*Assigned task*
Each line of the data that includes "JSON" must be copied.

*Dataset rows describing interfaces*
= Beginning of Section =

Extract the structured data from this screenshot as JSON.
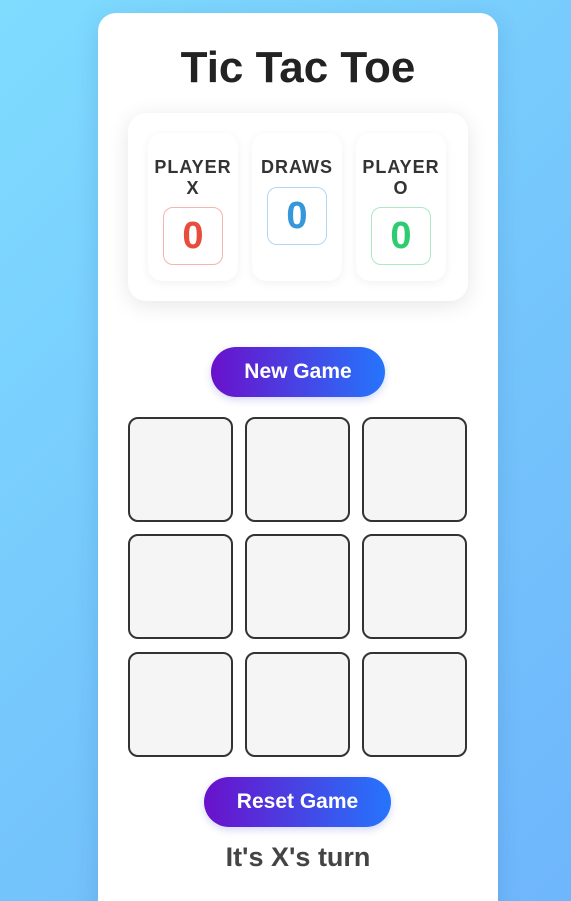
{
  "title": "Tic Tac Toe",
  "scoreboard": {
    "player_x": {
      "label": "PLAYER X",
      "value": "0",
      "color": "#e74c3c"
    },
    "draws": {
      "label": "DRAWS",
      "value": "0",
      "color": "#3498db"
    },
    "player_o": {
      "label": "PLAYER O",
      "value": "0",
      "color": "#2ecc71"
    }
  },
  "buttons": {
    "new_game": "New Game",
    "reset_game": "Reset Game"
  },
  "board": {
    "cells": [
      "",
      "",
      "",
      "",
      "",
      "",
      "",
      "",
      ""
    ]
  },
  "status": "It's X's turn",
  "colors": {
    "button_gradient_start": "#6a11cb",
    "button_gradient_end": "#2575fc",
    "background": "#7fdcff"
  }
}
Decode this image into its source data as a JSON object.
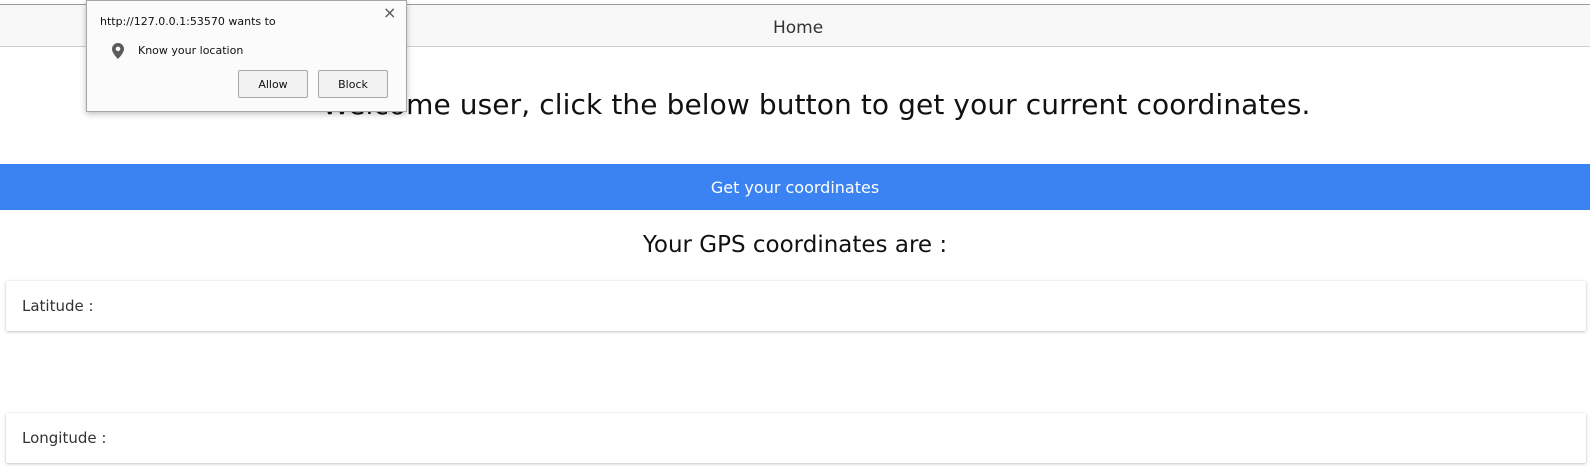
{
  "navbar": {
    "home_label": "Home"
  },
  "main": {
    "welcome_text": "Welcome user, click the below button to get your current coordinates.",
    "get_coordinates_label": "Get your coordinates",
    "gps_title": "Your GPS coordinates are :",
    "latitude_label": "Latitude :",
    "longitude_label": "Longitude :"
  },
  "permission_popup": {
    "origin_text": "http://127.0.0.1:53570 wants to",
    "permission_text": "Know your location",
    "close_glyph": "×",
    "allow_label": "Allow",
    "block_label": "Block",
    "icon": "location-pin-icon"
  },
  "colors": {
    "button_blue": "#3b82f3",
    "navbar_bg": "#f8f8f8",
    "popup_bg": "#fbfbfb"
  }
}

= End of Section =
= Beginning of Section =

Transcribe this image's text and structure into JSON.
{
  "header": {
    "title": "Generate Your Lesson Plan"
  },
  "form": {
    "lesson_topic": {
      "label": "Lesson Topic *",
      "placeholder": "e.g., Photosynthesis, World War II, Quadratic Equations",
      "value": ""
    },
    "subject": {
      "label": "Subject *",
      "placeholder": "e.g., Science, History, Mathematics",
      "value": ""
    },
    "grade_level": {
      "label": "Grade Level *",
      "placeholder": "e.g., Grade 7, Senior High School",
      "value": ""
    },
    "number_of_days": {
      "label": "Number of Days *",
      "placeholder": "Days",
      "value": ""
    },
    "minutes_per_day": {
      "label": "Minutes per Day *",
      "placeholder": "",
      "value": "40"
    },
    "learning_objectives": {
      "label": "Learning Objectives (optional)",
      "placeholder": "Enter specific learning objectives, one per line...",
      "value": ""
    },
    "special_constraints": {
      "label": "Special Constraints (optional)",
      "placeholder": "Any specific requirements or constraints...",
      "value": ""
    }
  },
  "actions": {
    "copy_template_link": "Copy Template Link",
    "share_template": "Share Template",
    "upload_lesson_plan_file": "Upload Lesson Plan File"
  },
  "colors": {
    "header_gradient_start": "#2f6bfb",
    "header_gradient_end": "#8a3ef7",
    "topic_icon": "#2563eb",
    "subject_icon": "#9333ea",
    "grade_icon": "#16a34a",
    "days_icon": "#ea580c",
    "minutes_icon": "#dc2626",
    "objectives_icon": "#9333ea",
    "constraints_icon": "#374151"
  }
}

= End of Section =

*Task answer*
Extract the structured data from this screenshot as JSON.
Decode this image into its source data as a JSON object.
Transcribe this image's text and structure into JSON.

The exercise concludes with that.